» **Assigned task**
Each line in the entries that has the word "Store" has to be copied.

────────

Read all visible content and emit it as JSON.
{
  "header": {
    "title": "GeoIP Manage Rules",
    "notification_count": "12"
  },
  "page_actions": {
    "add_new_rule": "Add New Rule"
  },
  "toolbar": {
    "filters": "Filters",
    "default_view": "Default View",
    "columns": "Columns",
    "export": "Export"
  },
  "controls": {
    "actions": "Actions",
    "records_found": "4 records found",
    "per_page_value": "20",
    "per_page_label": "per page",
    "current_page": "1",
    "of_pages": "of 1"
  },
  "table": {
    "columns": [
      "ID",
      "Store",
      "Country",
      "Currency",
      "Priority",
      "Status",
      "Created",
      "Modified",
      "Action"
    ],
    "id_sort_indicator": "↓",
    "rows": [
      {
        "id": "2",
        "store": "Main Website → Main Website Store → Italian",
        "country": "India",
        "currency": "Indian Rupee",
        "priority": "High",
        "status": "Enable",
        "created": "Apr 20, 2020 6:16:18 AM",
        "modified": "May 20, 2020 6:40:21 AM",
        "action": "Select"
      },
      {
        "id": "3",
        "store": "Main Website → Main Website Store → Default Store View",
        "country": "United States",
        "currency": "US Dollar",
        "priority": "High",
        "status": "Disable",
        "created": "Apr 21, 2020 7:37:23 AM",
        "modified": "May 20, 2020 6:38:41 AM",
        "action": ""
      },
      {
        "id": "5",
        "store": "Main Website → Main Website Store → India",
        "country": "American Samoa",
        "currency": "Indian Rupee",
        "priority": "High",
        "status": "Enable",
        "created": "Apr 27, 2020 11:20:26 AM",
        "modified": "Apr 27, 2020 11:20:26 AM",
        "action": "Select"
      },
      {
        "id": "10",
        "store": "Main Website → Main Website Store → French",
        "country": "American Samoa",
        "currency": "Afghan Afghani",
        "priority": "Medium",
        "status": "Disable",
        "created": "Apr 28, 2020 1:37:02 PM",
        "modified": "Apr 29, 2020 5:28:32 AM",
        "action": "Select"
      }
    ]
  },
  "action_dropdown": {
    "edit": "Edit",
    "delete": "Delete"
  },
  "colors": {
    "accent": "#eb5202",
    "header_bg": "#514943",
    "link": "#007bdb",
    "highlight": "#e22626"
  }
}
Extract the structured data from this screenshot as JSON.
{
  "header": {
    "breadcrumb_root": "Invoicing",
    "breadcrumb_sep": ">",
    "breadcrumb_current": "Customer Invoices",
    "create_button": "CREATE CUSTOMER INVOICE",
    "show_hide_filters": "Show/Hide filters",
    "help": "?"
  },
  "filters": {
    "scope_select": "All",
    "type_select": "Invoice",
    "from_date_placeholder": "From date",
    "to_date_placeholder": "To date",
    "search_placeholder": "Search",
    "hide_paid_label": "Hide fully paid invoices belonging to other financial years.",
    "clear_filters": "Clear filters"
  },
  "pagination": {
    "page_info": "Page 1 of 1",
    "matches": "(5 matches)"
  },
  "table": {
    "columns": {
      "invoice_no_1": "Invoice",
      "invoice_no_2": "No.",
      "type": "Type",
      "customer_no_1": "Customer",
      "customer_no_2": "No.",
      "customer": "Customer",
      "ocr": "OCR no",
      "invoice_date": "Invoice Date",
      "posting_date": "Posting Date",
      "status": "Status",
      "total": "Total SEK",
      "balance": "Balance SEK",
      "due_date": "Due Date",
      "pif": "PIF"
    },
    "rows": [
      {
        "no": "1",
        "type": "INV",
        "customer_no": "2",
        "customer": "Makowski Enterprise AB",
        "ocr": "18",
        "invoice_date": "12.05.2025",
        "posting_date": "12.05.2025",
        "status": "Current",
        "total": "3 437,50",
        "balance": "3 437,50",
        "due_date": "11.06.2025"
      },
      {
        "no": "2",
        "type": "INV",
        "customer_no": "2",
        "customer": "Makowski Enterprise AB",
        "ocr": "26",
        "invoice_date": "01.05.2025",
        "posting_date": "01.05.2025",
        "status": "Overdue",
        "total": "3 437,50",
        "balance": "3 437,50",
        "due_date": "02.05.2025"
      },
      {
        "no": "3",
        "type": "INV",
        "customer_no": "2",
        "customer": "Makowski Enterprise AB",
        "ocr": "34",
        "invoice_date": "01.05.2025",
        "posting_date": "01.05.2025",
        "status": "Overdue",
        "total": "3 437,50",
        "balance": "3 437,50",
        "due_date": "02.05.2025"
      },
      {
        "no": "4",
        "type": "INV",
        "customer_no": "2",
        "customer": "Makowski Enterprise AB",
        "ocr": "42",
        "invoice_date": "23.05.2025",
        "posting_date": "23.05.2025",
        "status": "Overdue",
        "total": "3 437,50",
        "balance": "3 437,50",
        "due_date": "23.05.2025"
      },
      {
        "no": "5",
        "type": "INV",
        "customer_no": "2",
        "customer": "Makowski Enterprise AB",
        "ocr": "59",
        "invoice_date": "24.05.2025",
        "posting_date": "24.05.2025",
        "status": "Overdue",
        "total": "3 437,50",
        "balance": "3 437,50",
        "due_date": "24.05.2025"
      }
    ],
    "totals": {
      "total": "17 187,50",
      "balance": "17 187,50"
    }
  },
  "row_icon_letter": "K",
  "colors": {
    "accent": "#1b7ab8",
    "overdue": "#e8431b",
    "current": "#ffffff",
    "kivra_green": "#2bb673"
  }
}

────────

» **Exercise response**
      "Store",
        "store": "Main Website → Main Website Store → Italian",
        "store": "Main Website → Main Website Store → Default Store View",
        "store": "Main Website → Main Website Store → India",
        "store": "Main Website → Main Website Store → French",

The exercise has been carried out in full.